* **What you will do**: Please state how many lines of the records below contain the word "image". Give the number and nothing else.

* **Records supplied**:
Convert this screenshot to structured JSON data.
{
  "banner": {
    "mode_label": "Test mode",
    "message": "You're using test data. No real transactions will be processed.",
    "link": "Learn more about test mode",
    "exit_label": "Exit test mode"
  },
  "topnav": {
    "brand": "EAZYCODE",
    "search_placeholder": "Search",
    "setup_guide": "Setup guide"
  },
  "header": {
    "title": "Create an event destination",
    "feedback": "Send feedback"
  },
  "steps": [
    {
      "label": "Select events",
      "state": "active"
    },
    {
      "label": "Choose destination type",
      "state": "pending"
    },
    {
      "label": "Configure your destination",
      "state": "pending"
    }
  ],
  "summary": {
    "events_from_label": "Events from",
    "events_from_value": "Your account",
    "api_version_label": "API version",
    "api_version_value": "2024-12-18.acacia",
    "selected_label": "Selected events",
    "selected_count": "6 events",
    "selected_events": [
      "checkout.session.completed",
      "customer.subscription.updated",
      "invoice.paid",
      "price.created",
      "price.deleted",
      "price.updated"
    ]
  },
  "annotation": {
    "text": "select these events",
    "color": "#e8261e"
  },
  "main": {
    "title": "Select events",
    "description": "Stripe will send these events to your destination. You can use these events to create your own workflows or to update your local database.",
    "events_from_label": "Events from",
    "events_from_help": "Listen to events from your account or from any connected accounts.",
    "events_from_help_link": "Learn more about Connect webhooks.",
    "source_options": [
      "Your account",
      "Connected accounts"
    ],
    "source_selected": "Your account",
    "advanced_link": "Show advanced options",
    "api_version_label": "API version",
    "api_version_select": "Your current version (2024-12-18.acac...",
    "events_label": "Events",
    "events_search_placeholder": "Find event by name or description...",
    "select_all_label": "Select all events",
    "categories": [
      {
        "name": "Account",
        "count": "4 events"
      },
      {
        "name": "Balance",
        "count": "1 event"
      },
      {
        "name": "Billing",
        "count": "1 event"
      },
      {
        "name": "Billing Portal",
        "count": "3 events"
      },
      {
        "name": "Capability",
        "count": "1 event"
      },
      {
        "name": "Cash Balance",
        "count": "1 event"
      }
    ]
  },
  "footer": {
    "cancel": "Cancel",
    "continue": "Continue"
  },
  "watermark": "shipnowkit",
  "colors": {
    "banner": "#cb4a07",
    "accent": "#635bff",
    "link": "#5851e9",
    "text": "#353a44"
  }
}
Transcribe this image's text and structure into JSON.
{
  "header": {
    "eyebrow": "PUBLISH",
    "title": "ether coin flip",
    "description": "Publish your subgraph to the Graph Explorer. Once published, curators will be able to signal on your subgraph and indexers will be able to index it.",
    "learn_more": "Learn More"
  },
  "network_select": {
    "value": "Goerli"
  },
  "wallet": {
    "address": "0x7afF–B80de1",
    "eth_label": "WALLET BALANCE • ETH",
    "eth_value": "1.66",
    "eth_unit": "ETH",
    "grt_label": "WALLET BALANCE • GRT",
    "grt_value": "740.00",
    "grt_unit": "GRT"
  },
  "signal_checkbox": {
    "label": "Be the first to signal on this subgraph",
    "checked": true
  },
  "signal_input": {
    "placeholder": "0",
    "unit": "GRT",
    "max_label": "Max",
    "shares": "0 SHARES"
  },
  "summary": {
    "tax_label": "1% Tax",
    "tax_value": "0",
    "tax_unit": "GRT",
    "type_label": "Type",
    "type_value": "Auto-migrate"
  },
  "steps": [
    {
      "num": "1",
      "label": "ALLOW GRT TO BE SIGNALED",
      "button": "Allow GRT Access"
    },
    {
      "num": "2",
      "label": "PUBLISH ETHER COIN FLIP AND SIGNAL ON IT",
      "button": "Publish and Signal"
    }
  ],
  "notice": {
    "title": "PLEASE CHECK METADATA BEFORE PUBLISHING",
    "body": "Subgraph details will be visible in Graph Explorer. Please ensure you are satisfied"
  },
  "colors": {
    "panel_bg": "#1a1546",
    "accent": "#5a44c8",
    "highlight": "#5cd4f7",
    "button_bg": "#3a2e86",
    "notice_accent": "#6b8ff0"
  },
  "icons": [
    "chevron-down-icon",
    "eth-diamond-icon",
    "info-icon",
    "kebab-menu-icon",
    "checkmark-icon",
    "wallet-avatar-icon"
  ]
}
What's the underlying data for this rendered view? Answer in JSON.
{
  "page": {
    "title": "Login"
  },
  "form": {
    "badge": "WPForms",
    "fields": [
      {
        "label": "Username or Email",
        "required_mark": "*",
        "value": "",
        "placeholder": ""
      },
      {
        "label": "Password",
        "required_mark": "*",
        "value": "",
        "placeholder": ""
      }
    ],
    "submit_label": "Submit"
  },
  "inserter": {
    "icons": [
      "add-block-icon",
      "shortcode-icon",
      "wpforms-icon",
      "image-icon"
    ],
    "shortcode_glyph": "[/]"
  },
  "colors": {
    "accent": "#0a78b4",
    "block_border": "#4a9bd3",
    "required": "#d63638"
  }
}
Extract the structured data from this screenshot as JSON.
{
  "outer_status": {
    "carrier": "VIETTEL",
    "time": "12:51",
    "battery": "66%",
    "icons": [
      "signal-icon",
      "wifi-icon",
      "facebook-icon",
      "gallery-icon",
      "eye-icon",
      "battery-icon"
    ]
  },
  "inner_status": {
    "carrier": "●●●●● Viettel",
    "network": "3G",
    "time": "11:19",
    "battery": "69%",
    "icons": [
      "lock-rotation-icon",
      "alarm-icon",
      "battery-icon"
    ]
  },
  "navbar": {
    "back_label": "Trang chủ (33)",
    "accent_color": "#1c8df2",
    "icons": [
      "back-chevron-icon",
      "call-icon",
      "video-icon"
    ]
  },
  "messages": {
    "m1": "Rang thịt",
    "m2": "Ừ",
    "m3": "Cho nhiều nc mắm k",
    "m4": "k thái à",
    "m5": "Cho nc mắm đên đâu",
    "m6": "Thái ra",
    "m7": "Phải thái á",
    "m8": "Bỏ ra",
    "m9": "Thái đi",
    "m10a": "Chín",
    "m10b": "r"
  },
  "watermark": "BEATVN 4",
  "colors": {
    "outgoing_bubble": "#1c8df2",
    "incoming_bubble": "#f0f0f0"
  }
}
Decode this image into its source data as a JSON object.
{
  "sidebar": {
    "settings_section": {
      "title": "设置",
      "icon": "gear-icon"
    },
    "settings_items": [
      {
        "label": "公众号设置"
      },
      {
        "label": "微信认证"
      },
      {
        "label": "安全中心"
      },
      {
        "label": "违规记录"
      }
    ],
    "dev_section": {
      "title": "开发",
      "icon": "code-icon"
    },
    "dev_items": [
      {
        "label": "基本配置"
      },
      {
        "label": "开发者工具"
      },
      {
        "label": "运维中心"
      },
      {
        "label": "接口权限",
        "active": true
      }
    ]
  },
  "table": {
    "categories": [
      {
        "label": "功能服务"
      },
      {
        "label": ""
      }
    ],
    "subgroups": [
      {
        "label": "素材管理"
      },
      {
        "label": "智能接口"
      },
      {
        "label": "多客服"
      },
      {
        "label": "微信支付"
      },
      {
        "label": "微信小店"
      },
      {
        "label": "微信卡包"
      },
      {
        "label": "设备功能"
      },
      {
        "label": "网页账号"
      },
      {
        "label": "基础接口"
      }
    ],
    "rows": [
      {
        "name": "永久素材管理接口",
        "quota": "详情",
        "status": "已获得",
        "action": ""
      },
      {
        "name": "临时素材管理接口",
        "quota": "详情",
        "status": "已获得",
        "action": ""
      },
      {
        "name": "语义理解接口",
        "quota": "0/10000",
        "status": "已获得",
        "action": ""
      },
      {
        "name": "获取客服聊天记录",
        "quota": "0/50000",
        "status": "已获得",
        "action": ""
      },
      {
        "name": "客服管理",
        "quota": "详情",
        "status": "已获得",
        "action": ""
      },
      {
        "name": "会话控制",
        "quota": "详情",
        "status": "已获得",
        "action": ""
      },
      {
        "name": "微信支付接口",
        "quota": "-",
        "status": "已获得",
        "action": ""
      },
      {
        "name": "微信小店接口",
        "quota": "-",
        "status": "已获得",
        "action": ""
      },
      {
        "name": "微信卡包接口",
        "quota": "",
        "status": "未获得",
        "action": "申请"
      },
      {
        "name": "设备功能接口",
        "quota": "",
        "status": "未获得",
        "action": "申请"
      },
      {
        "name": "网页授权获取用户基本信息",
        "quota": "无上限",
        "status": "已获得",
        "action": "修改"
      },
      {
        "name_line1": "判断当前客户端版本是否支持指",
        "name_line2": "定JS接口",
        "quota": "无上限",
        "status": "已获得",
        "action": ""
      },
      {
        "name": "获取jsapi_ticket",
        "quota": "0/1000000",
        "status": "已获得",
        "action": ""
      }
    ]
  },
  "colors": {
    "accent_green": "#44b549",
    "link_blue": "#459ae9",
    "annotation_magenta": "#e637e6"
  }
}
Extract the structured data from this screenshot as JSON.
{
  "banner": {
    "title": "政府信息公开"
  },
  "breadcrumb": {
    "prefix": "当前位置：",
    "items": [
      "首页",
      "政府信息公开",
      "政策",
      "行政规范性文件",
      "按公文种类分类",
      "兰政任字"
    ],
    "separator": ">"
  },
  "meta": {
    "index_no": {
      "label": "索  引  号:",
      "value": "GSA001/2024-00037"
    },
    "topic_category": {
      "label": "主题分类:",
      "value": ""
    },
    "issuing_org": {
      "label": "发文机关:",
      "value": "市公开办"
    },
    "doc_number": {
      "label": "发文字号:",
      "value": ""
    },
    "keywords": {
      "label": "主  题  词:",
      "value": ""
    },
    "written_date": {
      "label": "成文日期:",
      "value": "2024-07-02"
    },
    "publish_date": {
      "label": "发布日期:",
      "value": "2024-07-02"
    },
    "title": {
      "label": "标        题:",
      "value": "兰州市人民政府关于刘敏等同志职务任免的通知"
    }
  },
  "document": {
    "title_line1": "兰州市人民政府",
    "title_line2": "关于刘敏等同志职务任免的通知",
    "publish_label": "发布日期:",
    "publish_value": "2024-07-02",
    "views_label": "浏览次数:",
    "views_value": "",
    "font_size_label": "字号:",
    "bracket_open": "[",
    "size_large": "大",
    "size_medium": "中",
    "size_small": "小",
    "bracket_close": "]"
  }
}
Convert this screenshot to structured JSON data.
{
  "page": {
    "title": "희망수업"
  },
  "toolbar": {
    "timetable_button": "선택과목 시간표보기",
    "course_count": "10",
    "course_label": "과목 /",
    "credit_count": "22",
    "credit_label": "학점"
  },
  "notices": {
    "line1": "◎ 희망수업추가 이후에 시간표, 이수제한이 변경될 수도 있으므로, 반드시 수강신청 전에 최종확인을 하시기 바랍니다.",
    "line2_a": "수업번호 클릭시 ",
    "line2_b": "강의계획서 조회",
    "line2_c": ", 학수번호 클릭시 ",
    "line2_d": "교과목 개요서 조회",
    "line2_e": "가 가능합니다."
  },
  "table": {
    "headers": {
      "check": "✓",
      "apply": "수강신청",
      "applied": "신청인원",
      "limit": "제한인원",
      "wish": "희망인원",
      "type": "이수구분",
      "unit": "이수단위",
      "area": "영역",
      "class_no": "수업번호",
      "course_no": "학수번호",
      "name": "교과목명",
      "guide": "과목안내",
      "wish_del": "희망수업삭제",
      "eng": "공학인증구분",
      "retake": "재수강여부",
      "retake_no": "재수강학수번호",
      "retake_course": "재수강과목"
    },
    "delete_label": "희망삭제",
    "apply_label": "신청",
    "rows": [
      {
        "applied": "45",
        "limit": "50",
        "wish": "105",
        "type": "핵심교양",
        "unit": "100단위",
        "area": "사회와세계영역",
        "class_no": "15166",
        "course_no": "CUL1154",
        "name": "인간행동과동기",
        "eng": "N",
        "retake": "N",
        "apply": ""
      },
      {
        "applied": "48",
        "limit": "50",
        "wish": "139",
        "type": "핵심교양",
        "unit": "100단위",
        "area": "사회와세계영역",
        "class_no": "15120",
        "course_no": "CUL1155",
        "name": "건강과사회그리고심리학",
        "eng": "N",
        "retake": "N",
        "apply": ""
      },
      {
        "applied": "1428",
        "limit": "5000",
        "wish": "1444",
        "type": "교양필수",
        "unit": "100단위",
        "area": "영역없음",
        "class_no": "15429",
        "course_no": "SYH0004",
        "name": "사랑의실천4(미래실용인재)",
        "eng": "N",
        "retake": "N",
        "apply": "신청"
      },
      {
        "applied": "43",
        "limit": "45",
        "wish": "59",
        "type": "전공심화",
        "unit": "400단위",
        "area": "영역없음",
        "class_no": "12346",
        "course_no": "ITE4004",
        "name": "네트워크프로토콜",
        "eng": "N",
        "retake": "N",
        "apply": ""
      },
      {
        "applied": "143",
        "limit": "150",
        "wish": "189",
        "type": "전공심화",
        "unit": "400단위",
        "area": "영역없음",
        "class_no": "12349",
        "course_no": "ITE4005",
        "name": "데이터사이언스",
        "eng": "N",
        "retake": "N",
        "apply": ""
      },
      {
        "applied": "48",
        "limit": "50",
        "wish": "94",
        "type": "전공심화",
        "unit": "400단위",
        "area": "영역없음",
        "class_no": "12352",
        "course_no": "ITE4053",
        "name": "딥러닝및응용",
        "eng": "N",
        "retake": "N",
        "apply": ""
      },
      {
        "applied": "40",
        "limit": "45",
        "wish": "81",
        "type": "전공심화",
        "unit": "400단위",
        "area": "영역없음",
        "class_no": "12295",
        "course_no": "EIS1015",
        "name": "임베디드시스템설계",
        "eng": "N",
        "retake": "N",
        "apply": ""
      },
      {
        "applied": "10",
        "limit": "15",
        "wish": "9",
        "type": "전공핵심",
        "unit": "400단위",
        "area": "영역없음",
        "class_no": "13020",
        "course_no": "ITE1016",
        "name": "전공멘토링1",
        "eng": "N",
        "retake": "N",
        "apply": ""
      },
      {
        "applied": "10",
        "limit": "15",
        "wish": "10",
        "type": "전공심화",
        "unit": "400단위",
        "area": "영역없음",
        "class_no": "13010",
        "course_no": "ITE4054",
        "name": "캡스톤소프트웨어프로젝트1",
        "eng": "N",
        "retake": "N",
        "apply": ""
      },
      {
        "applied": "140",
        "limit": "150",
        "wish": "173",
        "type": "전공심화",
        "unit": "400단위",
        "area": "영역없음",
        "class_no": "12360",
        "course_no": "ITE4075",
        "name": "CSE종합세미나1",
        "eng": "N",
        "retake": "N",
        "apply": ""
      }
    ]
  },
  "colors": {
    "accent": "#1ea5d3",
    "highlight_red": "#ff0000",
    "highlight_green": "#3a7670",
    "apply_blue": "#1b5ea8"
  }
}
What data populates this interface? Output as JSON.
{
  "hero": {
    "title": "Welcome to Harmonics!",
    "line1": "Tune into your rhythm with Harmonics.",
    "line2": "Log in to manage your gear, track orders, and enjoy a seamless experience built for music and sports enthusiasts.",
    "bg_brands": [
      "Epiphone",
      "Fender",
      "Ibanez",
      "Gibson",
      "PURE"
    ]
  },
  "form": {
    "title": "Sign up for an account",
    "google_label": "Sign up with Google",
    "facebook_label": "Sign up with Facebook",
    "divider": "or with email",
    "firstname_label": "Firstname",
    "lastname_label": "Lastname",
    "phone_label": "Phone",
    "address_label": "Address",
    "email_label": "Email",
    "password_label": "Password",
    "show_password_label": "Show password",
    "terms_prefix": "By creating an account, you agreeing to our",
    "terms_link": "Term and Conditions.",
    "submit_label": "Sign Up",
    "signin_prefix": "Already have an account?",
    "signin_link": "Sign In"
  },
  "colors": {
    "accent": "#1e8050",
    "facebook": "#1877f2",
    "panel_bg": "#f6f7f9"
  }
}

* **Response**: 3